Agreements can be significant value creating assets for a business. A long term, reasonably priced lease for a waterfront restaurant with a view can create stability and profitability that results in the business being sold for a premium value. Similarly, long term contracts with customers and suppliers can create competitive advantages that enhance value. Often existing ownership will have established personal goodwill that can help tip the scales toward achieving the best available terms for a contract. If a contract is expiring, it is often prudent to lock up a relationship prior to going to market. Seller Warning: It is true a long-term contract can increase company value, but long-term contracts can also enhance post transaction liability and risk. This most often occurs when a party requires a personal guarantee, most commonly in the situation of facility leases. It is often difficult to get personal guarantees removed at time of sale from contracts, so it is recommended as a long-term tenant that efforts be made to remove this lease component once it has been established the business is a good credit risk as a tenant.
The sale of a privately held company or family business is a sophisticated, nuanced process. It is prudent for an entrepreneur seeking to sell their company at a premium value in a transaction employing best practices to surround themselves with a quality team of professional advisors to help navigate the path. The better lit the path and detailed the road map, the higher the probability for achieving desired transaction goals. If you are looking to sell your Pacific Northwest business in 2022, 2023, or 2025 IBA would welcome the opportunity to interview for the position of lantern bearer and trusted guide for the journey.
Gregory Kovsky, the President & CEO of IBA since 2000, has personally facilitated over 300 transactions involving privately held companies.
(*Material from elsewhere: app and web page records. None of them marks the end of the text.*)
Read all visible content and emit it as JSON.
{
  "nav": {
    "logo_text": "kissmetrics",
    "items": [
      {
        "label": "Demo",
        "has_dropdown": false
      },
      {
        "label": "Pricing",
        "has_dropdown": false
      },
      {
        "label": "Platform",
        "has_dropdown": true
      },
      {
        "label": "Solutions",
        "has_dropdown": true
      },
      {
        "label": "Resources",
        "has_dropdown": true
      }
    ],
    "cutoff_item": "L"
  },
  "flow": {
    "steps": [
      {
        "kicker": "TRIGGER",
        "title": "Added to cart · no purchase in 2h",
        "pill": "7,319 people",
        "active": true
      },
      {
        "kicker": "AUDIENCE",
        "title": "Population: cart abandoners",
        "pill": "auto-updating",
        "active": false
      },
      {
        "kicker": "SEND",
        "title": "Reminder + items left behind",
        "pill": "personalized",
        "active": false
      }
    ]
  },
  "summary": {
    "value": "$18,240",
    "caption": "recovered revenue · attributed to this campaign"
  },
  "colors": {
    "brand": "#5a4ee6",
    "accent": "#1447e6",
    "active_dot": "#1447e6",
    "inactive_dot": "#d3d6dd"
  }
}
He is recognized nationally for his knowledge & experience as a “sell side” broker in the manufacturing, international import, industrial, marine, construction, technology, and horticulture industries and a commonly published author and seminar speaker. Mr. Kovsky has held a real estate brokers license in one or more states since 1994 and has the ability to comprehensively represent entrepreneurs in the sale of their privately held companies and commercial real estate. He is honored to represent IBA as a member of the Seattle chapter of The Professional 50 along, Bill Southwell, and have Stephen Cohen represent the firm in The Professional 50 chapter in Portland.
Contributed by Gregory Kovsky